became round, and some of these cells showed membrane blebbing (figure 2c),
which were hallmarks of apoptosis, while silymarin pre-treatment (5 × 10^-4
mol/L) reversed these morphologic changes (figure 2d).
2.3 The expression of SIRT1 was up-regulated in UV-irradiated A375-S2 cells
after silymarin pre-treatment
SIRT1 play an important role in cell defences and survival in response to
stress 4-6. To investigate whether SIRT1 might be responsible for the
ability of silymarin to protect A375-S2 cells from UV-induced apoptosis, the
expression of SIRT1 was examined by Western blot analysis, which was found
to be markedly up-regulated by silymarin (5 × 10^-4 mol/L) in UV-irradiated
A375-S2 cells as compared to that of silymarin-untreated cells (figure 3),
suggesting that silymarin's protection against UV irradiation might be

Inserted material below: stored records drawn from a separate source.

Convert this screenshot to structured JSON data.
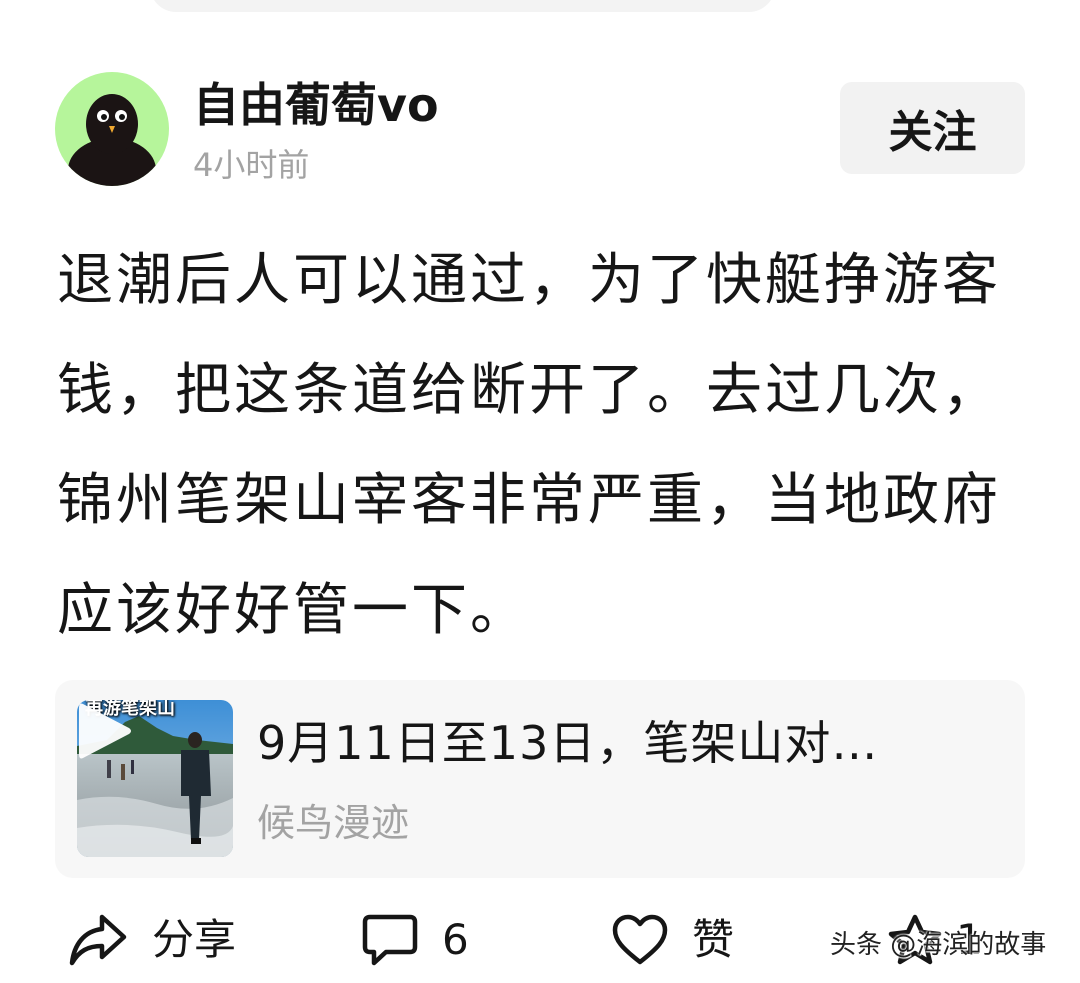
{
  "author": {
    "name": "自由葡萄vo",
    "time": "4小时前"
  },
  "follow_label": "关注",
  "post": {
    "text": "退潮后人可以通过，为了快艇挣游客钱，把这条道给断开了。去过几次，锦州笔架山宰客非常严重，当地政府应该好好管一下。"
  },
  "linked_video": {
    "thumb_caption": "再游笔架山",
    "title": "9月11日至13日，笔架山对…",
    "source": "候鸟漫迹"
  },
  "actions": {
    "share_label": "分享",
    "comment_count": "6",
    "like_label": "赞",
    "favorite_count": "1"
  },
  "watermark": "头条 @海滨的故事",
  "icons": [
    "share-icon",
    "comment-icon",
    "heart-icon",
    "star-icon",
    "play-icon"
  ],
  "colors": {
    "avatar_bg": "#b6f59b",
    "secondary_text": "#a3a3a3",
    "button_bg": "#f2f2f2",
    "card_bg": "#f7f7f7"
  }
}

through SIRT1 pathway.
2.4 The protein expressions involved in SIRT1 pathway
Since up-regulated SIRT1 activity  could deacetylate the DNA repair

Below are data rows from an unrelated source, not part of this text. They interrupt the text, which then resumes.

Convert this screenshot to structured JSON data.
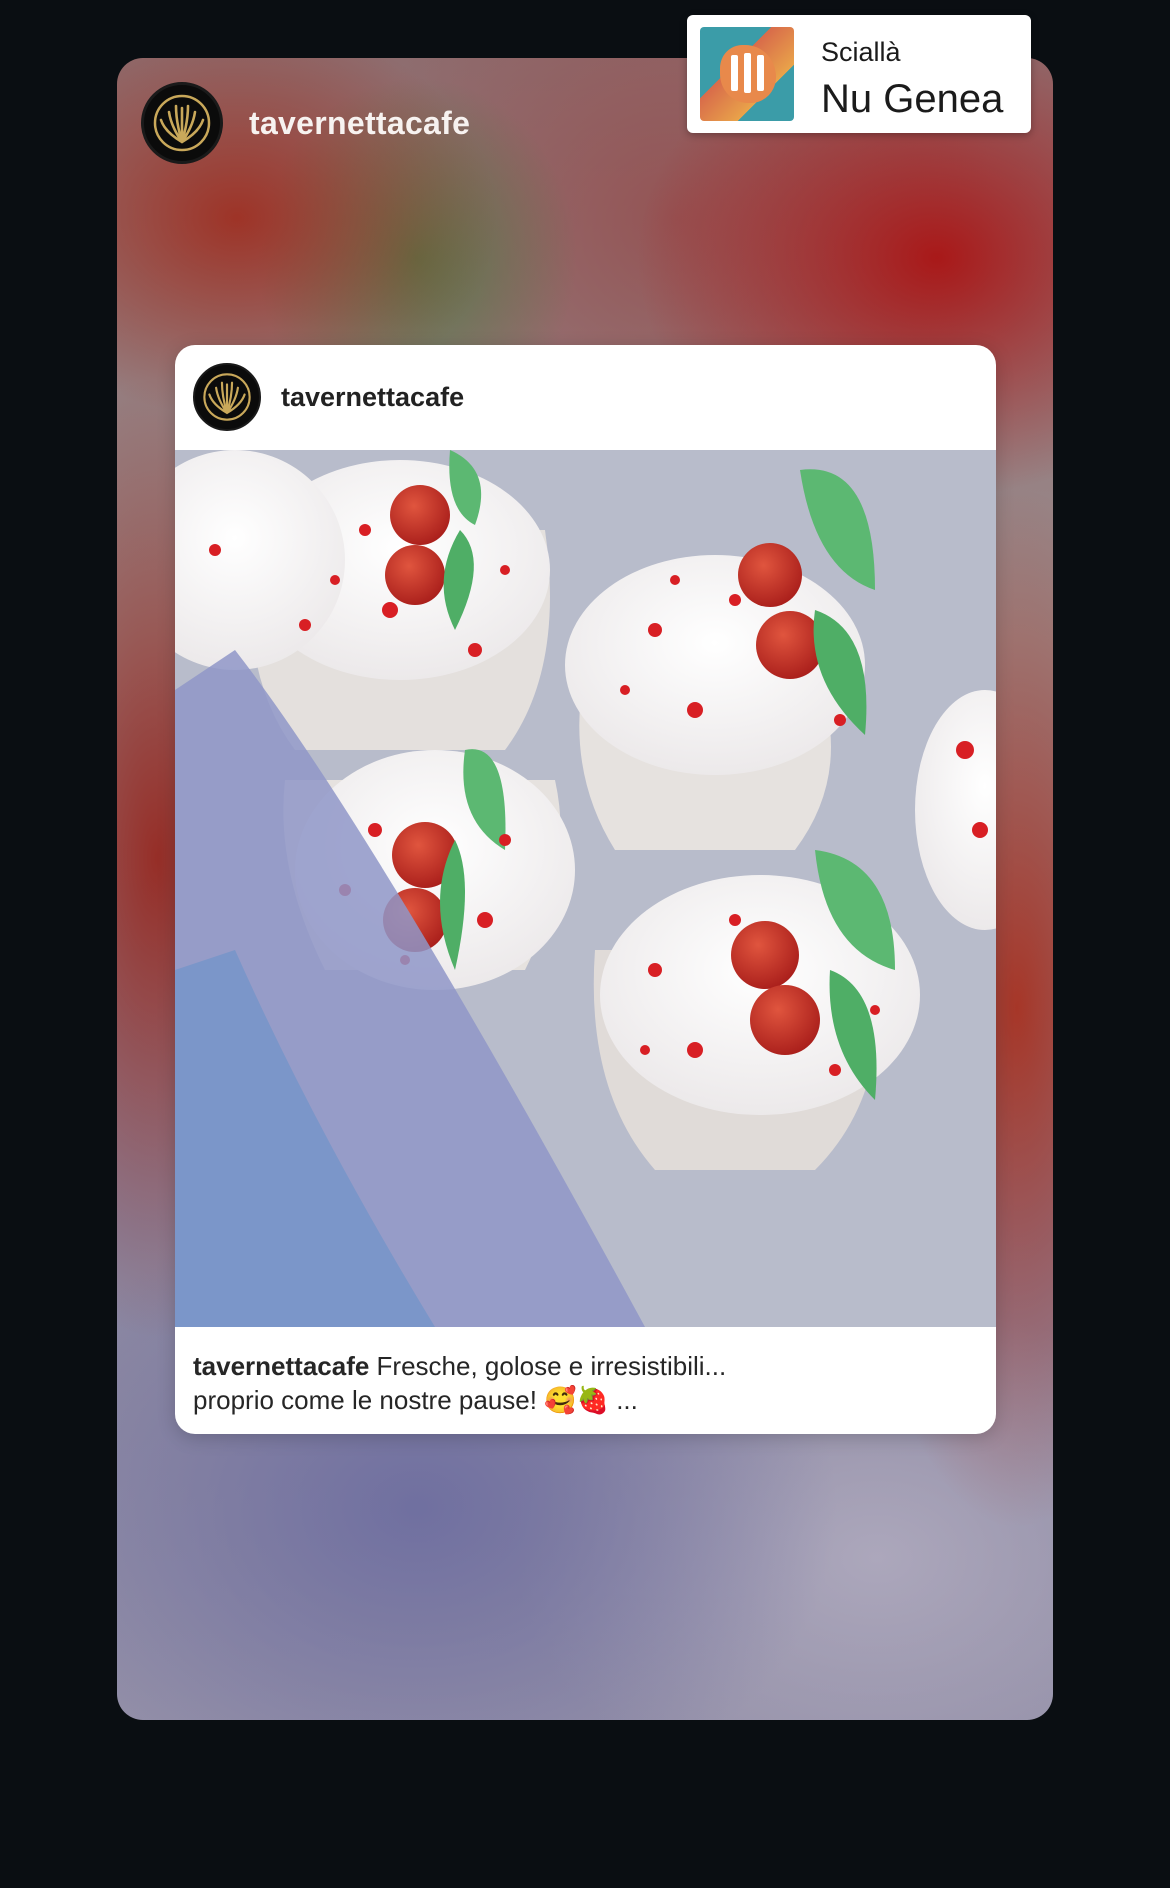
{
  "story": {
    "username": "tavernettacafe",
    "avatar_icon": "gold-shell-logo-icon"
  },
  "music_sticker": {
    "title": "Sciallà",
    "artist": "Nu Genea",
    "album_icon": "album-cover-icon"
  },
  "post": {
    "username": "tavernettacafe",
    "avatar_icon": "gold-shell-logo-icon",
    "image_subject": "strawberry-cream-dessert-cups-photo",
    "caption_username": "tavernettacafe",
    "caption_text": "Fresche, golose e irresistibili...",
    "caption_text_line2": "proprio come le nostre pause!",
    "caption_emoji": "🥰🍓",
    "caption_more": "..."
  },
  "colors": {
    "background": "#0a0e12",
    "post_card": "#ffffff",
    "logo_gold": "#c9a85a"
  }
}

factor Ku70, causing it to sequester the proapoptotic factor Bax away from
the outer mitochondrial membrane to the cytoplasm, forming a complex with

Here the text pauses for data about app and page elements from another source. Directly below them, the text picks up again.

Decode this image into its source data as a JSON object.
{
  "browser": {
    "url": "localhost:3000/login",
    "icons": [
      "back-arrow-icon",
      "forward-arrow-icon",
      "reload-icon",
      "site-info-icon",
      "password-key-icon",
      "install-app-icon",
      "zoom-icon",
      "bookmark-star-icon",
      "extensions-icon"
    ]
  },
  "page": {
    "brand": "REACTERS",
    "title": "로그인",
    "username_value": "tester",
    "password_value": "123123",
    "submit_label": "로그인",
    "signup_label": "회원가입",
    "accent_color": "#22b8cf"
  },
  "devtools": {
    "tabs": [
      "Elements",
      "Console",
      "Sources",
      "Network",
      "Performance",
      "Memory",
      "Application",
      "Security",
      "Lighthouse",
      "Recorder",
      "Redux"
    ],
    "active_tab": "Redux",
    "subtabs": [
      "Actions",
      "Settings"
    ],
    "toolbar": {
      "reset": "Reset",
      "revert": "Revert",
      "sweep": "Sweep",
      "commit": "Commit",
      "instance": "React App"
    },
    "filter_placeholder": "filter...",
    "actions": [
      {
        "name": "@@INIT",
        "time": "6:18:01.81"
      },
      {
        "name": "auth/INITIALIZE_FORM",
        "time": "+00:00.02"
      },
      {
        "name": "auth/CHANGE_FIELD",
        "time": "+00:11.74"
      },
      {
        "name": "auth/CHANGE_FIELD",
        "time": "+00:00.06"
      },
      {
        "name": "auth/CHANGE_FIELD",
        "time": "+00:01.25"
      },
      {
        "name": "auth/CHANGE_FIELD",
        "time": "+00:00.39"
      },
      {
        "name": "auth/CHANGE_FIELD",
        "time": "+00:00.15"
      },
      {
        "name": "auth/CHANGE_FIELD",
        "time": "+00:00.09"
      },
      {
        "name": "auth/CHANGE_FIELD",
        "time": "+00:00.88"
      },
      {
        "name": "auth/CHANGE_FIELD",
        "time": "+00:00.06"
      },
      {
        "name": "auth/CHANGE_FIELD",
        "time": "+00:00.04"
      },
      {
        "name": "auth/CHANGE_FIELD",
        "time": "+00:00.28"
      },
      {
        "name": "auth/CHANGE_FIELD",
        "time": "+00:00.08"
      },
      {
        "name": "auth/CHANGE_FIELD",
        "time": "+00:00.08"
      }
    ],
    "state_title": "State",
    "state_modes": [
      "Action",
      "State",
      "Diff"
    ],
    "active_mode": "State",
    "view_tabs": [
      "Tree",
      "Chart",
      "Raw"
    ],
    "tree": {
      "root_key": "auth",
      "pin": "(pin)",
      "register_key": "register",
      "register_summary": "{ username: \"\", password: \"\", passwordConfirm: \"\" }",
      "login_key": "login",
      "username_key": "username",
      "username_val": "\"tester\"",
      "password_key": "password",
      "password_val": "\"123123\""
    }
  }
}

Ku70, the subsequent release of cytochrome c was inhibited as the result of
Bax protein relocalisation. Downstream events including caspase activation
and cleavage of ICAD and PARP were attenuated, thereby inhibiting
stress-induced apoptotic cell death. In our study, it was found that the
expression of Bax and release of cytochrome c from mitochondria were
attenuated in UV-irradiated A375-S2 cells after silymarin pre-treatment
(figure 3). Cleavage of procaspase-3 to caspase-3 (figure 4) and digestion
of its substrates, ICAD and PARP, were also inhibited subsequently (figure
2.5 The effect of silymarin on UV-induced cell cycle modulation
Cell cycle progression is important for maintaining homeostasis, especially
when there is an insult to DNA [12,13]. Physiological stress or an insult to
DNA could cause arrest in different stages of the cell cycle. Since UV
irradiation is known to damage DNA directly, the effect of UV irradiation
and silymarin pre-treatment on cell cycle progression was assessed. It was
found that UV exposure caused a S arrest (29.62 versus 16.00% in control) at
the expense of a decrease in G2/M phase cells (0 versus 7.86% in control)
(figure 6a,c, table 2). Pre-treatment with silymarin (5 × 10^-4 mol/L),
however, reversed the UV-induced S arrest, resulting in an increase in G2/M
phase cells (7.45% in silymarin+UV versus 0 in UV alone) (figure 6c,d, table
2). In general, an arrest in G2/M phase of the cell cycle allows cells more
time to repair damaged DNA before mitosis (M phase), until the damage of the
genome is repaired. Since silymarin treatment resulted in an accumulation of
UV-irradiated cells at G2/M phase, part of the protective effect of
silymarin against UV-induced apoptosis might be due to its effect on cell
cycle distribution. However, detailed studies remain to be conducted to
delineate the molecular mechanism involved in this action of silymarin. In
addition, apoptotic sub-G0/G1 phase peak, caused by UV irradiation, was
reduced obviously by silymarin pre-treatment (figure 6c,d).
Table 2. Effects of silymarin on cell cycle distribution (%).
Group---Cell phage (%)
---G0/G1 S G2/M
Medium control 76.14 16.00 7.86
Silymarin (5 × 10^-4 mol/L) 75.60 16.45 7.95
UV irradiation (52.1 J/m2) 70.38 29.62 0
Silymarin (5 × 10^-4 mol/L)+UV irradiation (52.1 J/m2) 76.39 16.16 7.45
In conclusion, silymarin promoted UV-irradiated A375-S2 cell survival partly
through SIRT1 pathway. It also modulated the distribution of the cell cycle
to allow more time for the damaged cells to repair. Present results may
broaden silymarin's potential therapy use for many diseases in the future.
Edited by fredrik, 19 June 2007 - 01:49 PM.